Narrator: The development and use of the bomb had a profound impact on scientists everywhere, including in France. Hélène Langevin-Joliot recalls the reaction of her father, Frédéric Joliot-Curie, to the news that the United States had dropped atomic bombs on Hiroshima and Nagasaki, Japan in August 1945.
Langevin-Joliot: The turning point for physicists was Hiroshima and Nagasaki. When you look at what happens immediately after – when it was announced, nobody knew exactly what happened. They knew that the two towns had been destroyed by one bomb. He [Frédéric Joliot-Curie] was not surprised. His comment about, the same day, hearing about that: “Atomic energy will have a useful application and not only the bomb.” And also to tell to French people that, yes, this is a very important result obtained in the States. But the starting point of the Manhattan Project is not only an American work. You have also the French work.
Narrator: Phillippe Halban reflects on his father’s distant association to the atomic bomb.
Phillippe Halban: His [Hans Halban’s] relationship to the bomb is actually quite far removed, especially given the fact that he wasn’t allowed to work on the bomb whatsoever during the war based in Montreal. That, in fact, was in retrospect probably a relief for him. It was never, from my conversations with him, of any direct interest to him in his theoretical work. Morally and emotionally, I think he took a fairly firm position in regarding the atom bomb and the H-bomb as a dangerous and politically highly charged development.

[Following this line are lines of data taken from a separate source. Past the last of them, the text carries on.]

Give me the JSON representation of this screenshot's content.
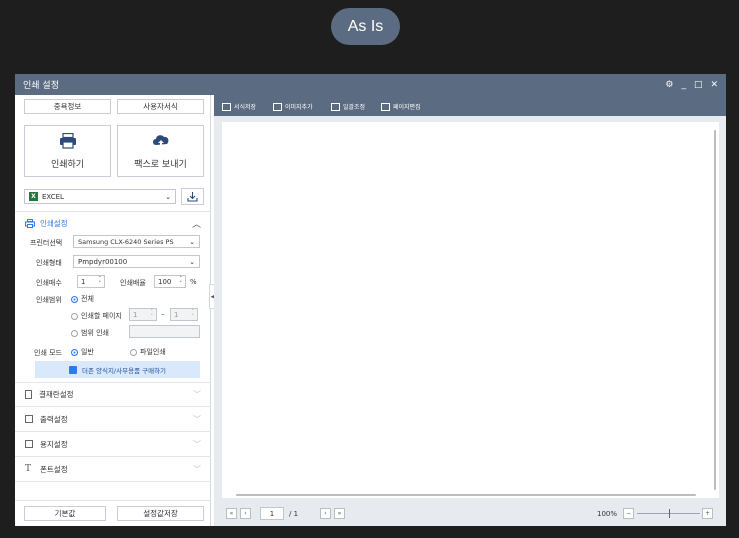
{
  "badge": "As Is",
  "window": {
    "title": "인쇄 설정",
    "controls": {
      "settings": "⚙",
      "minimize": "_",
      "maximize": "□",
      "close": "✕"
    }
  },
  "sidebar": {
    "top_buttons": [
      "중욕정보",
      "사용자서식"
    ],
    "print_button": "인쇄하기",
    "fax_button": "팩스로 보내기",
    "format": {
      "icon_letter": "X",
      "value": "EXCEL"
    },
    "print_settings": {
      "title": "인쇄설정",
      "printer_label": "프린터선택",
      "printer_value": "Samsung CLX-6240 Series PS",
      "form_label": "인쇄형태",
      "form_value": "Pmpdyr00100",
      "copies_label": "인쇄매수",
      "copies_value": "1",
      "scale_label": "인쇄배율",
      "scale_value": "100",
      "scale_unit": "%",
      "range_label": "인쇄범위",
      "range_all": "전체",
      "range_pages": "인쇄할 페이지",
      "page_from": "1",
      "page_dash": "–",
      "page_to": "1",
      "range_selection": "범위 인쇄",
      "mode_label": "인쇄 모드",
      "mode_normal": "일반",
      "mode_file": "파일인쇄",
      "purchase_button": "더존 양식지/사무용품 구매하기"
    },
    "sections": [
      {
        "label": "결재란설정",
        "icon": "document-icon"
      },
      {
        "label": "출력설정",
        "icon": "list-icon"
      },
      {
        "label": "용지설정",
        "icon": "paper-icon"
      },
      {
        "label": "폰트설정",
        "icon": "font-icon"
      }
    ],
    "bottom_buttons": [
      "기본값",
      "설정값저장"
    ]
  },
  "toolbar": {
    "items": [
      "서식저장",
      "이미지추가",
      "일괄조정",
      "페이지편집"
    ]
  },
  "footer": {
    "page_current": "1",
    "page_total": "/ 1",
    "zoom": "100%",
    "zoom_level": 0.5
  },
  "colors": {
    "titlebar": "#5b6b82",
    "accent": "#2e7be6",
    "badge": "#5b6b82",
    "excel": "#1f7a3f"
  }
}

Joliot-Curie, who was an admitted communist during the war and joined the party, was always very, very vocally against development of an atomic weapon. Those were two reasons for his being completely removed from the French atomic effort, as from 1950 or ’51. There was a lot of political motivation and mischief going on throughout this period, which made the science actually very difficult.